But Johnston also cautioned against abolishing the monarchy in Canada, saying that once The Queen passes, there will probably be a debate about its merits in modern Canadian society.
“My own view,” he said, “is that we have an Act of Succession, the succession is clear, and my role and that of the other members of the vice-regal family is to make that as smooth as it possibly can be.”
Johnston said he’s been in many debates about this subject before, and he tells schoolchildren when he debates them, “You know, Canada has evolved since 1867. We’re the product of a thousand years of constitutional history. We’ve made changes, when changes were appropriate, in how we govern ourselves.
“If you wanted to name 10 countries around the world that seem to have government that pretty well satisfies the needs of the vast majority of people and has a degree of trust, you’d probably have on the list: Denmark, Sweden, Norway, the United Kingdom, Netherlands, Australia, New Zealand, Canada.

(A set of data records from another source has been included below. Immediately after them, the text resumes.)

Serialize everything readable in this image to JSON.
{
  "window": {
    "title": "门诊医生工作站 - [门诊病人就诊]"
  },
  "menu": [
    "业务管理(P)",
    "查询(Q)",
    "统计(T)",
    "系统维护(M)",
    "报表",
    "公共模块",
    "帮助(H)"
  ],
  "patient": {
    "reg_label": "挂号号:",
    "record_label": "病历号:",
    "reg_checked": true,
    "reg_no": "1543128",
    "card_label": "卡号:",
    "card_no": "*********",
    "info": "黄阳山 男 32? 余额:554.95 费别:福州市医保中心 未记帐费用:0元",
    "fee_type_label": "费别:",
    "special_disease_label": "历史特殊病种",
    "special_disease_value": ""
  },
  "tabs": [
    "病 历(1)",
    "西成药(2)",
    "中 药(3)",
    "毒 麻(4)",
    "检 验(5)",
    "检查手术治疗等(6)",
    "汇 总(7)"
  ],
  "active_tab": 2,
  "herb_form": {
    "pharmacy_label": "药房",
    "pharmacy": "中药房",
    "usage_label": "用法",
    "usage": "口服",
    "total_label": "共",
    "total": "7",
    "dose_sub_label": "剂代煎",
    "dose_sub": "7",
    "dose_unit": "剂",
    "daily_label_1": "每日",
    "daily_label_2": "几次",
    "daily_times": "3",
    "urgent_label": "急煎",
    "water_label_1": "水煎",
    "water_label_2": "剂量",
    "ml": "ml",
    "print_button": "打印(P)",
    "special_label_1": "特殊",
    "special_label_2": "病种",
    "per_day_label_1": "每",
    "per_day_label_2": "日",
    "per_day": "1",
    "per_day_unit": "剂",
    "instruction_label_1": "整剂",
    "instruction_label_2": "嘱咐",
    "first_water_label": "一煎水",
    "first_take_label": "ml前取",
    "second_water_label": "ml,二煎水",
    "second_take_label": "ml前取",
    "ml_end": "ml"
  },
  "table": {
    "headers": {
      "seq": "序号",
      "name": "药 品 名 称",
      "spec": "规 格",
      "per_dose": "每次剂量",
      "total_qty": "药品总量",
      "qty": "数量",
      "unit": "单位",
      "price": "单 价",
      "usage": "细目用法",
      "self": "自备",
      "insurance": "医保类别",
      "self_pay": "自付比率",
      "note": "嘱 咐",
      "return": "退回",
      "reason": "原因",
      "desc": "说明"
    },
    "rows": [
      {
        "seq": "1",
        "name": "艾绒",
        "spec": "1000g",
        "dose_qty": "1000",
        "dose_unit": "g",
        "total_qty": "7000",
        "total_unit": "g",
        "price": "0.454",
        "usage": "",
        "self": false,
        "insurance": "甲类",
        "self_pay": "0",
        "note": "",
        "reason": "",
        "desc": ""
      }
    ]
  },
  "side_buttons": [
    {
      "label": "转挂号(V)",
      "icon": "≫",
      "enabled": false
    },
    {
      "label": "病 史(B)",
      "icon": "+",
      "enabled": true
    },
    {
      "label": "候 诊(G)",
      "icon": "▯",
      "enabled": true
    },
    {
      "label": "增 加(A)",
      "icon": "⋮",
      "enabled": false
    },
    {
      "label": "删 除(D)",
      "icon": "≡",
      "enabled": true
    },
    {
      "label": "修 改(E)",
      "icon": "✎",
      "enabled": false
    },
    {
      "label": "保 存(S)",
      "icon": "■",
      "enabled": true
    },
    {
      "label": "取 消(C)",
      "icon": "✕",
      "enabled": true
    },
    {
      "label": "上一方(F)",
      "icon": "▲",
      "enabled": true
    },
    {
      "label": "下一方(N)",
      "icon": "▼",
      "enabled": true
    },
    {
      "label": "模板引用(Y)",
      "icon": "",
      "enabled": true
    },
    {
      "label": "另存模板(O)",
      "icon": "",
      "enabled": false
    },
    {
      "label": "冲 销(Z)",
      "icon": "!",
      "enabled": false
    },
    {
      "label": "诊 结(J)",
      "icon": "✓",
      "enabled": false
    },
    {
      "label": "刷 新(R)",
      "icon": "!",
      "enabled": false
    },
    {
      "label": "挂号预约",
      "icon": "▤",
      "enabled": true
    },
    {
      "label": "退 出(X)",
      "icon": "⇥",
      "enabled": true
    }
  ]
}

“What’s common to those? They’re all constitutional monarchies with vigorous parliamentary democracies. So, something has been working well for us.”
Johnston will be succeeded by former astronaut Julie Payette, who, early yesterday, met The Queen at Balmoral Castle ahead of her October instalment.